**WORK REQUEST:** Report the lines of the data below that contain the string "text".

**PROVIDED DATA:**
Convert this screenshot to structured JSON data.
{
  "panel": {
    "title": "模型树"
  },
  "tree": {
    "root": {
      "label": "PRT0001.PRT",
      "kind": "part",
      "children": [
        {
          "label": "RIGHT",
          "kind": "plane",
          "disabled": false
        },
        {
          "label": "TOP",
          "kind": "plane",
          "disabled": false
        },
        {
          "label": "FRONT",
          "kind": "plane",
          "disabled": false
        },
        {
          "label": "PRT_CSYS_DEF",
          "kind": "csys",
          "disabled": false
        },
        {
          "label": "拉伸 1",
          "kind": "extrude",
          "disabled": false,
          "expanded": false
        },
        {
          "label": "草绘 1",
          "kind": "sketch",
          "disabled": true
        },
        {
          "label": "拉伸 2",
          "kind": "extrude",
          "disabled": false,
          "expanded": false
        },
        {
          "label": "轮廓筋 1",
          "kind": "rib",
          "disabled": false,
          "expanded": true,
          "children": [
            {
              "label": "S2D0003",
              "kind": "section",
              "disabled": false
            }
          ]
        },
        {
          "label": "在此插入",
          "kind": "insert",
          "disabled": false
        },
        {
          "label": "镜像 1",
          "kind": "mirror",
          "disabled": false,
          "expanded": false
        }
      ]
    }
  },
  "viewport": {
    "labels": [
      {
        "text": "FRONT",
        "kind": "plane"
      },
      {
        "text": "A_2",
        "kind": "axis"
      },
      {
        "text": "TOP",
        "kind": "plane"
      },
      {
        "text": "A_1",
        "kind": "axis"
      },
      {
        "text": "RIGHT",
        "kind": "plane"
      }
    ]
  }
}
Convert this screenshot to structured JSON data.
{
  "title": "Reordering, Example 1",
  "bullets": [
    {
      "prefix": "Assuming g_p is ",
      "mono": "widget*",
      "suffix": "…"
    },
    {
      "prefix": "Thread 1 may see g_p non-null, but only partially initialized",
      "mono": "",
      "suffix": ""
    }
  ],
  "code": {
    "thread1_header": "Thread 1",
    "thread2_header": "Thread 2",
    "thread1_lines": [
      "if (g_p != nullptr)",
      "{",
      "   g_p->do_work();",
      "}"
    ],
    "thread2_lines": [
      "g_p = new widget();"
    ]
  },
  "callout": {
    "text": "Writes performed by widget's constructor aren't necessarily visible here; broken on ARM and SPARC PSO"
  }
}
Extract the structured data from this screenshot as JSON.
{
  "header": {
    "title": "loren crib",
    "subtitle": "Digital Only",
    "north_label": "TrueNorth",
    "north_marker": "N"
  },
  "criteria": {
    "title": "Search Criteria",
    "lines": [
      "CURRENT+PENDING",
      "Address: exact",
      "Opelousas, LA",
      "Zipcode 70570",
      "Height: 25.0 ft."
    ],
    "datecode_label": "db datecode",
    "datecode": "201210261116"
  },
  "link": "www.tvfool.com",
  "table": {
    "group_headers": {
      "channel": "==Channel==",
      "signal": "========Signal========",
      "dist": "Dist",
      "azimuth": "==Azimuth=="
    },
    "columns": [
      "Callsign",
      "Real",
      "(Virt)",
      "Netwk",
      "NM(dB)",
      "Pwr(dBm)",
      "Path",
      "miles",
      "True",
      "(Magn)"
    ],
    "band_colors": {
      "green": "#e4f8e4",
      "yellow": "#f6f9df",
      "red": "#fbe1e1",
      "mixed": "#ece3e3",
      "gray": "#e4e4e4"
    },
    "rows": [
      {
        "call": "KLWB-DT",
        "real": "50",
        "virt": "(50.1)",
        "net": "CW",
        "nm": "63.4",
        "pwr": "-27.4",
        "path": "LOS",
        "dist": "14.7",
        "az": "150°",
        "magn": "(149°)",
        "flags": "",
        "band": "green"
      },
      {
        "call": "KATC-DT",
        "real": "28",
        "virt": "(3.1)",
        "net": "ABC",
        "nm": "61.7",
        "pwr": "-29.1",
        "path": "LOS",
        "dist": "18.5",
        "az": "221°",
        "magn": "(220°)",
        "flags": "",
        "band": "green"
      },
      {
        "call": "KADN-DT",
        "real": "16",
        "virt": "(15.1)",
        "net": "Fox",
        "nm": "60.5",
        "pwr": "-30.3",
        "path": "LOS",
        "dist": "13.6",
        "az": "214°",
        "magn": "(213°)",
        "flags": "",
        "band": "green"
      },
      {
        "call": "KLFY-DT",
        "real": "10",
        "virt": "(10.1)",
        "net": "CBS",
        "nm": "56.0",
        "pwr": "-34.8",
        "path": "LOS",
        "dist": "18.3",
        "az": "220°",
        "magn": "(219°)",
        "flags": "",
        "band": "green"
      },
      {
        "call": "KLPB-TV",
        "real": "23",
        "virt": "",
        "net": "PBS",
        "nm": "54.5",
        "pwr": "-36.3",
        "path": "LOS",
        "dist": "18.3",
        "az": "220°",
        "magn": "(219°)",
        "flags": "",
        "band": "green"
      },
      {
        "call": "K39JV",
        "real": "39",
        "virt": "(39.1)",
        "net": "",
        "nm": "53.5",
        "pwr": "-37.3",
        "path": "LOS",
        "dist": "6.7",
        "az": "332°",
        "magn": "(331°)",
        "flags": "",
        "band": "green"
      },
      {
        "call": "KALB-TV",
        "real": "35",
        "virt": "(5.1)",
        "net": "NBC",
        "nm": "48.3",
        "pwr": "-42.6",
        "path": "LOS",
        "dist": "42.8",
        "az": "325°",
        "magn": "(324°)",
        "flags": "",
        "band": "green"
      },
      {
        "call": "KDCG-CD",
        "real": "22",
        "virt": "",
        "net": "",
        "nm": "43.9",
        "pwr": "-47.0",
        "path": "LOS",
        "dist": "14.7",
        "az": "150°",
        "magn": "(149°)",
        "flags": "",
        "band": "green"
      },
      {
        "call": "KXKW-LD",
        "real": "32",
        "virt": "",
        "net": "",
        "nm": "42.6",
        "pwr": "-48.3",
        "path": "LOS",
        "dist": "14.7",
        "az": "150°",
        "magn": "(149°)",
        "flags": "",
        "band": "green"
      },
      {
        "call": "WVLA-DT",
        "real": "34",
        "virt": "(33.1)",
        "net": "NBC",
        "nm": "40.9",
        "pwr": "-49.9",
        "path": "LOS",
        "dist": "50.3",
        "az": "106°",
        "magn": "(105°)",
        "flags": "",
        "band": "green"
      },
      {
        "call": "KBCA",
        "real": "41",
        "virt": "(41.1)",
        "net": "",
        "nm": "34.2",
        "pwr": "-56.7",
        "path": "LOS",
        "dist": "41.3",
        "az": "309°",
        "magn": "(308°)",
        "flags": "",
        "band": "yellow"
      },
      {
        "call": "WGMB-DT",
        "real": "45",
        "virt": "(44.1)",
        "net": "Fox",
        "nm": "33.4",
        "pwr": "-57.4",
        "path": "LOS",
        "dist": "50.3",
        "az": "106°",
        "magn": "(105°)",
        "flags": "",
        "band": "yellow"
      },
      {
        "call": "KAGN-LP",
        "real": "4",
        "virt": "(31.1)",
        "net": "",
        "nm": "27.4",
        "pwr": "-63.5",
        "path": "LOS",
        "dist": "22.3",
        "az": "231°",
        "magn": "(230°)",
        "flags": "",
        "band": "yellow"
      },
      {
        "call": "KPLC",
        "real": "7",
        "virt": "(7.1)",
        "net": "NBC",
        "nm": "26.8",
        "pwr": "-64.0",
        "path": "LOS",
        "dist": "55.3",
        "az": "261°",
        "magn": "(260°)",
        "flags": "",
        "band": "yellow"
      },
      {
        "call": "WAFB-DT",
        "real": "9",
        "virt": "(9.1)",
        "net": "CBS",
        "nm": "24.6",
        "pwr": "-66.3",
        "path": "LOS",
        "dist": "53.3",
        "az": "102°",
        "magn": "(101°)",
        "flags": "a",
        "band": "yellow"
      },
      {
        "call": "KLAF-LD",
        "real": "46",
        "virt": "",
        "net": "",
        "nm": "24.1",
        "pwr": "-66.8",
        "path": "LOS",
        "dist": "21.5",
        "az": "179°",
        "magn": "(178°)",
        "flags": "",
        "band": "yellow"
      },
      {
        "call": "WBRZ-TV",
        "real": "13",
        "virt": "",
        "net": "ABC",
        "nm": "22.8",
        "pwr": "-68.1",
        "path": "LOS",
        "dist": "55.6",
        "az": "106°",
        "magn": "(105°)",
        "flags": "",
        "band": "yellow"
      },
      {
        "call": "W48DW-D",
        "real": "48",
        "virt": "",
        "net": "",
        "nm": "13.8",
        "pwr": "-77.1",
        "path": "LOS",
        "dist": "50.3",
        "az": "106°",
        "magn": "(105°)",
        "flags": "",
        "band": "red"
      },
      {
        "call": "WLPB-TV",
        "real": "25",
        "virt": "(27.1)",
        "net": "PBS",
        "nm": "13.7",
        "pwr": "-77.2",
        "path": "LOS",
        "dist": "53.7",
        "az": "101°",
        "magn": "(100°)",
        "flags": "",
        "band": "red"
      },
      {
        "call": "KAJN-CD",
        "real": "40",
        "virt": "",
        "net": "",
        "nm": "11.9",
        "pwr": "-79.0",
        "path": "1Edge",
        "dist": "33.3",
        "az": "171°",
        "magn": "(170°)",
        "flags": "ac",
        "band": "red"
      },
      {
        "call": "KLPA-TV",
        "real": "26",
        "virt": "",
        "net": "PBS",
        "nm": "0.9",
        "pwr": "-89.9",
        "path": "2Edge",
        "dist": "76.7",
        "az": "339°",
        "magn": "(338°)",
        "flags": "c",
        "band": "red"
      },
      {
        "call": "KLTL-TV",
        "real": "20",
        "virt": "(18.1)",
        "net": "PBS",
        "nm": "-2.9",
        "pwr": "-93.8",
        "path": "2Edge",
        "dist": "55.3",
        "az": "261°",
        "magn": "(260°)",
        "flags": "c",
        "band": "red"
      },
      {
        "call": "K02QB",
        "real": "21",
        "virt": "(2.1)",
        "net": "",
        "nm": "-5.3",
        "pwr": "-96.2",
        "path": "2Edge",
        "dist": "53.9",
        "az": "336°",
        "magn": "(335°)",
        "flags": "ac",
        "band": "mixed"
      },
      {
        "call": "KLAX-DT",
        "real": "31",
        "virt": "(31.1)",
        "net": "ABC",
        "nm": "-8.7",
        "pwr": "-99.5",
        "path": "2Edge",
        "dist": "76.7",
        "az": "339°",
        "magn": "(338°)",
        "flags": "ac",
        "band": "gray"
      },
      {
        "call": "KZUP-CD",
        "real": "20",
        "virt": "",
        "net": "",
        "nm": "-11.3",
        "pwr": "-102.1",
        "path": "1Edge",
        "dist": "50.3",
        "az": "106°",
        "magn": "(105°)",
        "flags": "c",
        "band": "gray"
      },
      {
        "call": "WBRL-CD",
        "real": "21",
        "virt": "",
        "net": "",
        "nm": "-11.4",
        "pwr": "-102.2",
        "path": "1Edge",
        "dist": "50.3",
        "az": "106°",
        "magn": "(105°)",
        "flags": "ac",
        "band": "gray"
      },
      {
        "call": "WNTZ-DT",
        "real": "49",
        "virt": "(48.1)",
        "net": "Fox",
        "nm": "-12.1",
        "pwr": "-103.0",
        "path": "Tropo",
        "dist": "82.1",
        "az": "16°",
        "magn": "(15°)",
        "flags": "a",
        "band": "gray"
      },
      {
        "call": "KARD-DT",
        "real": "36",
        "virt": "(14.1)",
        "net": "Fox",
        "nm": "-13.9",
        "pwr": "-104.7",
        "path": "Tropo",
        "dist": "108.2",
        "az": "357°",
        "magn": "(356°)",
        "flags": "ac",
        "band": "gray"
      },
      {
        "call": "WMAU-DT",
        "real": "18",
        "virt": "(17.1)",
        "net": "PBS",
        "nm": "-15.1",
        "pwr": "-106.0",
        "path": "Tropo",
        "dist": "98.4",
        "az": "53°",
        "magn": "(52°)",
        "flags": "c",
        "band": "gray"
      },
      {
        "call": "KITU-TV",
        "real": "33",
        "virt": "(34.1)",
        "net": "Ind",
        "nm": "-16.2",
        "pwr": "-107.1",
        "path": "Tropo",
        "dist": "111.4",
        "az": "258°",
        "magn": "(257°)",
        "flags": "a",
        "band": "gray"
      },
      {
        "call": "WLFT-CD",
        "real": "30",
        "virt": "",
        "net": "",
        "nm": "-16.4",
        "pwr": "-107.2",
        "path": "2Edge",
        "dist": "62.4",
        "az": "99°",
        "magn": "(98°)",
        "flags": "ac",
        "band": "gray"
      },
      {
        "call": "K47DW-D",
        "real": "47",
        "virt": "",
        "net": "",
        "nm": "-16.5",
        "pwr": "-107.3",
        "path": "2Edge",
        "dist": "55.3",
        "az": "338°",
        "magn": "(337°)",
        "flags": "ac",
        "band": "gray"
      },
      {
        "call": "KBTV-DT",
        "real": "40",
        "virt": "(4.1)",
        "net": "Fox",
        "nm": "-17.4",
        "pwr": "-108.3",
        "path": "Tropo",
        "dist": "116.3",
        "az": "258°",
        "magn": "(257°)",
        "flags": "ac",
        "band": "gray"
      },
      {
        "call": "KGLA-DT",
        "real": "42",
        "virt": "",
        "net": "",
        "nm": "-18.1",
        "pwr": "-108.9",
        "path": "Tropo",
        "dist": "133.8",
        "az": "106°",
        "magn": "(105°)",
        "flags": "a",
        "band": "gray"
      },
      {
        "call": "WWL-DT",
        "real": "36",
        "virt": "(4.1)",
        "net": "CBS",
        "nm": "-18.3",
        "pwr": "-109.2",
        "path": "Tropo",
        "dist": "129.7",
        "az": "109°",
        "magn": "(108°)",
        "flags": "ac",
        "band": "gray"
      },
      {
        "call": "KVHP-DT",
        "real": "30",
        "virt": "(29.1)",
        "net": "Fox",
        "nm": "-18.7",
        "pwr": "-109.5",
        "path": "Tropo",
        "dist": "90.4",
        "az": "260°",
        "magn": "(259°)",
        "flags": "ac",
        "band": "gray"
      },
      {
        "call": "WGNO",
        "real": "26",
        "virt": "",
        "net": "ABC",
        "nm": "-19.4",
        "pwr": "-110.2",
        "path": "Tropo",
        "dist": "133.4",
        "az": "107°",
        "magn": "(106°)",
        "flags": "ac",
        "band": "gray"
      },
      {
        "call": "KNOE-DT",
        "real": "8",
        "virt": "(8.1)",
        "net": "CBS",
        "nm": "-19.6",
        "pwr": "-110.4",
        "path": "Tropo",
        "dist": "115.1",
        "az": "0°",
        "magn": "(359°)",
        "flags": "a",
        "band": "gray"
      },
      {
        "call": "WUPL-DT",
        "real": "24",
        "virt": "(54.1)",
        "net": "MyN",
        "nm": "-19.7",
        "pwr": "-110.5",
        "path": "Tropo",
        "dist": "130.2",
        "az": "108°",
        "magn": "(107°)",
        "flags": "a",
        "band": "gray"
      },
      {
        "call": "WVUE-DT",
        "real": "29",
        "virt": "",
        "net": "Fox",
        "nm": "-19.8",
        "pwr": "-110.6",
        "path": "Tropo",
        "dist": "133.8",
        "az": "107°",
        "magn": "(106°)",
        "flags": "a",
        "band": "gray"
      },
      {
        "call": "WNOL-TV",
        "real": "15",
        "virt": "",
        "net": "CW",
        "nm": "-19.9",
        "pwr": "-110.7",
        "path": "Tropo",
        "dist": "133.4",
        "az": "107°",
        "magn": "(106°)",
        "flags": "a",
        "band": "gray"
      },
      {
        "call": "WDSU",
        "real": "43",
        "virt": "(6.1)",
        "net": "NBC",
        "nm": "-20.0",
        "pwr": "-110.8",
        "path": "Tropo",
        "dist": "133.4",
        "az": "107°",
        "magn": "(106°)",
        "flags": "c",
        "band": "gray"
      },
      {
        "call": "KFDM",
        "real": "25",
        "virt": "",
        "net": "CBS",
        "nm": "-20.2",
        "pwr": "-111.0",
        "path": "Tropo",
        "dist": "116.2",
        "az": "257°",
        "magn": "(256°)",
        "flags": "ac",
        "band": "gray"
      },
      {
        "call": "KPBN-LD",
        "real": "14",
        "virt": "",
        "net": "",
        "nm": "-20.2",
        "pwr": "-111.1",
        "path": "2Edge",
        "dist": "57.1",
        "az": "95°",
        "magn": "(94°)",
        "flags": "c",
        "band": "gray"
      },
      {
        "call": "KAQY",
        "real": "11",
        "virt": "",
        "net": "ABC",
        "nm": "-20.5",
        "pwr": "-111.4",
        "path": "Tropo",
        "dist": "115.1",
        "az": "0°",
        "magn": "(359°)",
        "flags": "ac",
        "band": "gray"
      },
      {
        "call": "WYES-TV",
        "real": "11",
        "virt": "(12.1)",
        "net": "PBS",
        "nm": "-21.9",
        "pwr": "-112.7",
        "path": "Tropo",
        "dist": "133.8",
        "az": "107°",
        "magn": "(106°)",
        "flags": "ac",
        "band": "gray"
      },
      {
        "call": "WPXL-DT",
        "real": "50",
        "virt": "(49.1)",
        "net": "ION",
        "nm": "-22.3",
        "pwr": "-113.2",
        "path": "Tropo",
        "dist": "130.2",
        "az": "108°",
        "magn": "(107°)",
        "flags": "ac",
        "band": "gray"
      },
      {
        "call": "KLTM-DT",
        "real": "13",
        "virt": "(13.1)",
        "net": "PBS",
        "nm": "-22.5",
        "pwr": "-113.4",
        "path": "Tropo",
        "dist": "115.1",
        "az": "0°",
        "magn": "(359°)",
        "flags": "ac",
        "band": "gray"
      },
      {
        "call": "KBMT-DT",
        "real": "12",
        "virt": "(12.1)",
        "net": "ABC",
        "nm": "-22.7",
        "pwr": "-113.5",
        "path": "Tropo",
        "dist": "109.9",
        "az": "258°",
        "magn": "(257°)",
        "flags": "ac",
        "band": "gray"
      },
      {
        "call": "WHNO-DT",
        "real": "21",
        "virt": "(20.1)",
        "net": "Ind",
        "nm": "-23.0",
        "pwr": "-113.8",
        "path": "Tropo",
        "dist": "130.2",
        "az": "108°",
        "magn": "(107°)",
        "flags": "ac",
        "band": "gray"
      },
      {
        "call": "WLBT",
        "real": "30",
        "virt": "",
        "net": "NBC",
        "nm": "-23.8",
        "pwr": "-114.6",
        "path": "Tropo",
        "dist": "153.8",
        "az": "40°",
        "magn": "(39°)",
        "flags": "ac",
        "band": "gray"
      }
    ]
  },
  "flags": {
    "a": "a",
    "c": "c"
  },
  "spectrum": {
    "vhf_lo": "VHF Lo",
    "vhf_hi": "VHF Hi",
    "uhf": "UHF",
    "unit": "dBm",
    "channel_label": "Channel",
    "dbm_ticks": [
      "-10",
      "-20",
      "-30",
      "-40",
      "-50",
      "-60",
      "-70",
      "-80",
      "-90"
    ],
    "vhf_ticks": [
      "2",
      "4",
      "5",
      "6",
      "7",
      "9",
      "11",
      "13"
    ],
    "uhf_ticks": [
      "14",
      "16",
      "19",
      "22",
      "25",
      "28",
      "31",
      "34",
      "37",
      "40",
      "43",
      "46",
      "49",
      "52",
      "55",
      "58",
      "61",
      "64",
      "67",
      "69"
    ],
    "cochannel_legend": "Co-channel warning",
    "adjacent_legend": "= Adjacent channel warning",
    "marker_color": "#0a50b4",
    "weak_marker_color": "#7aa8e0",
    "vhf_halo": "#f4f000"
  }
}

**ANSWER SECTION:**
        "text": "FRONT",
        "text": "A_2",
        "text": "TOP",
        "text": "A_1",
        "text": "RIGHT",
    "text": "Writes performed by widget's constructor aren't necessarily visible here; broken on ARM and SPARC PSO"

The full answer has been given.